The Slatest

Troop Deployment to the Border Will Cost $220 Million, and the Pentagon Seems to Think It’s a Waste

Army soldiers in Texas transporting food.
U.S. Army soldiers from Fort Riley, Kansas, unload Meals Ready to Eat in Donna, Texas, after arriving to the port of entry at the U.S.-Mexico border on Sunday.
John Moore/Getty Images

The troops deployed to the southern U.S. border to support existing border authorities once a band of Honduran migrants completes its journey from southern Mexico will cost $220 million, CNBC reported, citing two anonymous sources.

There are about 4,000 troops near the border since this weekend and, ultimately a total of 15,000 could be deployed if Trump gets his way. According to documents detailed by Newsweek and the Washington Post, the military itself expects only “a small percentage of the migrants will likely reach the border.” A risk assessment by the Defense Department “found that the caravan did not pose a threat to the United States,” and that “the caravan would take about a month and a half to get to the U.S. border,” according to CNBC.
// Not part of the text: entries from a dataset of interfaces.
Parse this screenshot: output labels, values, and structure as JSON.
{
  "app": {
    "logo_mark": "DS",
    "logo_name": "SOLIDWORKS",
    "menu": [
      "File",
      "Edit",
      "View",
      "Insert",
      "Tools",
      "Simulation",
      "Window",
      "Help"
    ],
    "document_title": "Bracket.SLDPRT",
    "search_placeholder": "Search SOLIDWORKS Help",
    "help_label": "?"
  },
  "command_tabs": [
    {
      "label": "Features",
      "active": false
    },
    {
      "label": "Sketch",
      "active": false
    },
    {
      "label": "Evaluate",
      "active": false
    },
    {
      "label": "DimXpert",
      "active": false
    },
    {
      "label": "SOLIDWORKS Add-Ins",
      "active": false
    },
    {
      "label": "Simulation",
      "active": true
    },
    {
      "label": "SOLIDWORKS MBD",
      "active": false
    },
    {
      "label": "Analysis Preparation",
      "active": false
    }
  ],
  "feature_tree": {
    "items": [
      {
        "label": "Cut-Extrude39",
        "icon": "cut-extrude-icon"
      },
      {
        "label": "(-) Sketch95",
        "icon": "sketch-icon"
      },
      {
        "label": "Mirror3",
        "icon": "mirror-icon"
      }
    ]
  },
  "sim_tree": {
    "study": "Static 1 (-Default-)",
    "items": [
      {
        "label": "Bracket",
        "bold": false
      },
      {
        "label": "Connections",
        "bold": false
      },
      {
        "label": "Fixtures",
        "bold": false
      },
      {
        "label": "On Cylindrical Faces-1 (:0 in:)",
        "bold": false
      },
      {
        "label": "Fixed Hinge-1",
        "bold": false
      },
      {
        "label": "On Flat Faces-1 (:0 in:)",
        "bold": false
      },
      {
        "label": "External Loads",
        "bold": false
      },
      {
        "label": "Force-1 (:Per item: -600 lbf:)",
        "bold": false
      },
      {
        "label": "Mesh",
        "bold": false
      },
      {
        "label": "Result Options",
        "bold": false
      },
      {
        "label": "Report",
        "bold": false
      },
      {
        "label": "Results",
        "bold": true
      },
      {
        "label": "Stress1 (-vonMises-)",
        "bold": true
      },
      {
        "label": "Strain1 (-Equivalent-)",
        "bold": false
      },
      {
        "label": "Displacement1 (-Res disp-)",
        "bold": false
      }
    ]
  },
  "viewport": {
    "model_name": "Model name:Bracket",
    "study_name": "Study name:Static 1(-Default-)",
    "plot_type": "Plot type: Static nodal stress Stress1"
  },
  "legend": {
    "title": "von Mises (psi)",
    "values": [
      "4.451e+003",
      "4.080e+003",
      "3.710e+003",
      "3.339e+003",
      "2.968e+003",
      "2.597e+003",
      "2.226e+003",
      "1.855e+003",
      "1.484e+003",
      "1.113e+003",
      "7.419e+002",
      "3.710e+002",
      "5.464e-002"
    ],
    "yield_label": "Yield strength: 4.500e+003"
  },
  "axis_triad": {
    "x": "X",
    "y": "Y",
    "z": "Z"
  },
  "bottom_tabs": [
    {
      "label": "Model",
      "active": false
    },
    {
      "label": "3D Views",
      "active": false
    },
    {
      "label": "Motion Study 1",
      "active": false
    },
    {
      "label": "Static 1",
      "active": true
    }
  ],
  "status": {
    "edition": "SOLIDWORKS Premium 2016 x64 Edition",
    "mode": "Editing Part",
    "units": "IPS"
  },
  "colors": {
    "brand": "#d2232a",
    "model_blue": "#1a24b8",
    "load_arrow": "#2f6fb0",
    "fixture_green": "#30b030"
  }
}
So far troops at the border have been seen laying down barbed wire. Active duty servicemembers can’t act as law enforcement officers in the United States, leaving the troops at the border to support the authorities already there.

About 4,000 migrants are in Veracruz, according to the Associated Press, and are heading for Mexico City next. Other groups of migrants are making their way north from the Mexican states of Oaxaca and Chiapas farther to the south. Mexican authorities said there were “more than 5,000 migrants in total currently moving through southern Mexico via caravans or in smaller groups,” according to the AP. Almost 3,000 migrants have “pursued refugee status” in Mexico since the caravans starting entering the country last month.

This hasn’t stopped President Trump from exploiting the caravan—and the supposed threat of migration from Mexico and Central American more generally—as one of his central pitches to voters ahead of the midterm elections Tuesday. In a speech from the White House on Thursday, which some expected to announce an overhaul to asylum policy, Trump instead gave his typical campaign speech about immigration.

The Trump campaign bought airtime on Sunday Night Football for an ad featuring a Mexican who killed two California sheriff’s deputies while being illegally present in the U.S. Trump had previously tweeted a version of the ad, which falsely blamed Democrats for letting the man into the country, and CNN had refused to run it because it was racist. NBC announced Monday morning that the ad was “insensitive” and that the network would “cease airing it across our properties as soon as possible.”